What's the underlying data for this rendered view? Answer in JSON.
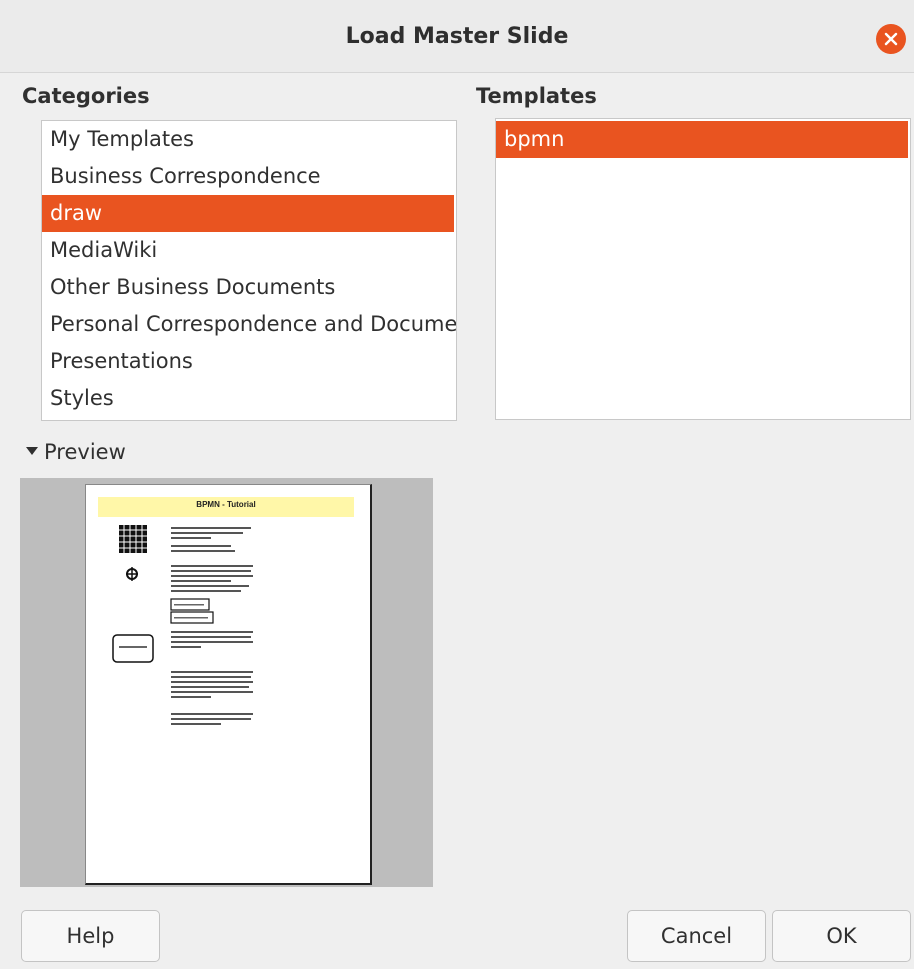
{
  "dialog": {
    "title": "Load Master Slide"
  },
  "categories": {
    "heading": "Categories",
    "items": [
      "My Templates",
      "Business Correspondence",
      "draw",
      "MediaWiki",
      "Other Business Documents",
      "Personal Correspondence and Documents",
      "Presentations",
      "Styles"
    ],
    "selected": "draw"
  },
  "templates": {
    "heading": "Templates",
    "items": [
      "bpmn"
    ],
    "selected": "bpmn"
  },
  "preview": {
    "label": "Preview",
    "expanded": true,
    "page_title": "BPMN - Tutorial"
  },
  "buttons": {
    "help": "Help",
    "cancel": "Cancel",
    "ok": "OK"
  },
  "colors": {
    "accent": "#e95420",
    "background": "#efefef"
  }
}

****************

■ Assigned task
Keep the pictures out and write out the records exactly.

■ Result
What's the underlying data for this rendered view? Answer in JSON.
{
  "dialog": {
    "title": "Load Master Slide"
  },
  "categories": {
    "heading": "Categories",
    "items": [
      "My Templates",
      "Business Correspondence",
      "draw",
      "MediaWiki",
      "Other Business Documents",
      "Personal Correspondence and Documents",
      "Presentations",
      "Styles"
    ],
    "selected": "draw"
  },
  "templates": {
    "heading": "Templates",
    "items": [
      "bpmn"
    ],
    "selected": "bpmn"
  },
  "preview": {
    "label": "Preview",
    "expanded": true,
    "page_title": "BPMN - Tutorial"
  },
  "buttons": {
    "help": "Help",
    "cancel": "Cancel",
    "ok": "OK"
  },
  "colors": {
    "accent": "#e95420",
    "background": "#efefef"
  }
}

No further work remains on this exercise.